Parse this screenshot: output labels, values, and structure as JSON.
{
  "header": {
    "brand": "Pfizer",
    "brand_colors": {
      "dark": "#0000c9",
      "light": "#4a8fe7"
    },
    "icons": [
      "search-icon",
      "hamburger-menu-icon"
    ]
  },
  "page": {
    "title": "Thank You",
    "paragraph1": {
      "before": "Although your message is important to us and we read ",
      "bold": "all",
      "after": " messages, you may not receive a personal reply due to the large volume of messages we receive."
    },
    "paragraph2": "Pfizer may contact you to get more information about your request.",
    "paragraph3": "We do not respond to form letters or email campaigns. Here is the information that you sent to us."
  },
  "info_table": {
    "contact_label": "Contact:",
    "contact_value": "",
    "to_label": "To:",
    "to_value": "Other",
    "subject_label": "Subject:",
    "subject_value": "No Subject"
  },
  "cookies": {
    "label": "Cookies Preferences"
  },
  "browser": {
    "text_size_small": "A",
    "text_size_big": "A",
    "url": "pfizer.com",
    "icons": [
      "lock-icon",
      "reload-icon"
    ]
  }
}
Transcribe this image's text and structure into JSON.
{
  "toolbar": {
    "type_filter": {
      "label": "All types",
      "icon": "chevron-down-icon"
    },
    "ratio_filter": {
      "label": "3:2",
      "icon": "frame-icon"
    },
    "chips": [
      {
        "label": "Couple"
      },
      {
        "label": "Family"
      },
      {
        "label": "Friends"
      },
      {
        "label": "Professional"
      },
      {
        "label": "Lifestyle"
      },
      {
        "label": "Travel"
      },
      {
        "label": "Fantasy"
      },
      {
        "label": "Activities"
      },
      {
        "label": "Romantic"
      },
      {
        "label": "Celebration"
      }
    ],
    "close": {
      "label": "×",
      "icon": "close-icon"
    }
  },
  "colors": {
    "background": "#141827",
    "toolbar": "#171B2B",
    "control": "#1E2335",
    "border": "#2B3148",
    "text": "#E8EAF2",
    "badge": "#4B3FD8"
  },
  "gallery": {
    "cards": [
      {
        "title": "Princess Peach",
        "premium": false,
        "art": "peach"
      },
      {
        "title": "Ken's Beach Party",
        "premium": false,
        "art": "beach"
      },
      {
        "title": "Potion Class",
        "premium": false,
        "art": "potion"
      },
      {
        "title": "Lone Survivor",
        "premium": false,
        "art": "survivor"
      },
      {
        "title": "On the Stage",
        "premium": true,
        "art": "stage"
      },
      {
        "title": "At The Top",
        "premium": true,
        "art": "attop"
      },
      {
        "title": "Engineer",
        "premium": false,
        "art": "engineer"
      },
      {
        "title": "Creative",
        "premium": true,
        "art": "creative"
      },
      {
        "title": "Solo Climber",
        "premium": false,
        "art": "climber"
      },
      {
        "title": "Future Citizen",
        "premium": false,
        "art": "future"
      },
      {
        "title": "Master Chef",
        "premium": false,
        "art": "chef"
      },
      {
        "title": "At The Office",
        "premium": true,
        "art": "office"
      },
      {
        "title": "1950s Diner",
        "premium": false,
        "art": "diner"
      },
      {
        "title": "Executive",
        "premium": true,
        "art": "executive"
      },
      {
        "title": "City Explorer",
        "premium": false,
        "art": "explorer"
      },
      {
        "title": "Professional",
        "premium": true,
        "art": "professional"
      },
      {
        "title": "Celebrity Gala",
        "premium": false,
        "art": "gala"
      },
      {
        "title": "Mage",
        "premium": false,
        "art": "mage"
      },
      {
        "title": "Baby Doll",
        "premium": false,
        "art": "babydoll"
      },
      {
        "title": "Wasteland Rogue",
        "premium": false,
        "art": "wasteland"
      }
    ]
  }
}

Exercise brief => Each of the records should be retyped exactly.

Task solution =>
Parse this screenshot: output labels, values, and structure as JSON.
{
  "header": {
    "brand": "Pfizer",
    "brand_colors": {
      "dark": "#0000c9",
      "light": "#4a8fe7"
    },
    "icons": [
      "search-icon",
      "hamburger-menu-icon"
    ]
  },
  "page": {
    "title": "Thank You",
    "paragraph1": {
      "before": "Although your message is important to us and we read ",
      "bold": "all",
      "after": " messages, you may not receive a personal reply due to the large volume of messages we receive."
    },
    "paragraph2": "Pfizer may contact you to get more information about your request.",
    "paragraph3": "We do not respond to form letters or email campaigns. Here is the information that you sent to us."
  },
  "info_table": {
    "contact_label": "Contact:",
    "contact_value": "",
    "to_label": "To:",
    "to_value": "Other",
    "subject_label": "Subject:",
    "subject_value": "No Subject"
  },
  "cookies": {
    "label": "Cookies Preferences"
  },
  "browser": {
    "text_size_small": "A",
    "text_size_big": "A",
    "url": "pfizer.com",
    "icons": [
      "lock-icon",
      "reload-icon"
    ]
  }
}
Transcribe this image's text and structure into JSON.
{
  "toolbar": {
    "type_filter": {
      "label": "All types",
      "icon": "chevron-down-icon"
    },
    "ratio_filter": {
      "label": "3:2",
      "icon": "frame-icon"
    },
    "chips": [
      {
        "label": "Couple"
      },
      {
        "label": "Family"
      },
      {
        "label": "Friends"
      },
      {
        "label": "Professional"
      },
      {
        "label": "Lifestyle"
      },
      {
        "label": "Travel"
      },
      {
        "label": "Fantasy"
      },
      {
        "label": "Activities"
      },
      {
        "label": "Romantic"
      },
      {
        "label": "Celebration"
      }
    ],
    "close": {
      "label": "×",
      "icon": "close-icon"
    }
  },
  "colors": {
    "background": "#141827",
    "toolbar": "#171B2B",
    "control": "#1E2335",
    "border": "#2B3148",
    "text": "#E8EAF2",
    "badge": "#4B3FD8"
  },
  "gallery": {
    "cards": [
      {
        "title": "Princess Peach",
        "premium": false,
        "art": "peach"
      },
      {
        "title": "Ken's Beach Party",
        "premium": false,
        "art": "beach"
      },
      {
        "title": "Potion Class",
        "premium": false,
        "art": "potion"
      },
      {
        "title": "Lone Survivor",
        "premium": false,
        "art": "survivor"
      },
      {
        "title": "On the Stage",
        "premium": true,
        "art": "stage"
      },
      {
        "title": "At The Top",
        "premium": true,
        "art": "attop"
      },
      {
        "title": "Engineer",
        "premium": false,
        "art": "engineer"
      },
      {
        "title": "Creative",
        "premium": true,
        "art": "creative"
      },
      {
        "title": "Solo Climber",
        "premium": false,
        "art": "climber"
      },
      {
        "title": "Future Citizen",
        "premium": false,
        "art": "future"
      },
      {
        "title": "Master Chef",
        "premium": false,
        "art": "chef"
      },
      {
        "title": "At The Office",
        "premium": true,
        "art": "office"
      },
      {
        "title": "1950s Diner",
        "premium": false,
        "art": "diner"
      },
      {
        "title": "Executive",
        "premium": true,
        "art": "executive"
      },
      {
        "title": "City Explorer",
        "premium": false,
        "art": "explorer"
      },
      {
        "title": "Professional",
        "premium": true,
        "art": "professional"
      },
      {
        "title": "Celebrity Gala",
        "premium": false,
        "art": "gala"
      },
      {
        "title": "Mage",
        "premium": false,
        "art": "mage"
      },
      {
        "title": "Baby Doll",
        "premium": false,
        "art": "babydoll"
      },
      {
        "title": "Wasteland Rogue",
        "premium": false,
        "art": "wasteland"
      }
    ]
  }
}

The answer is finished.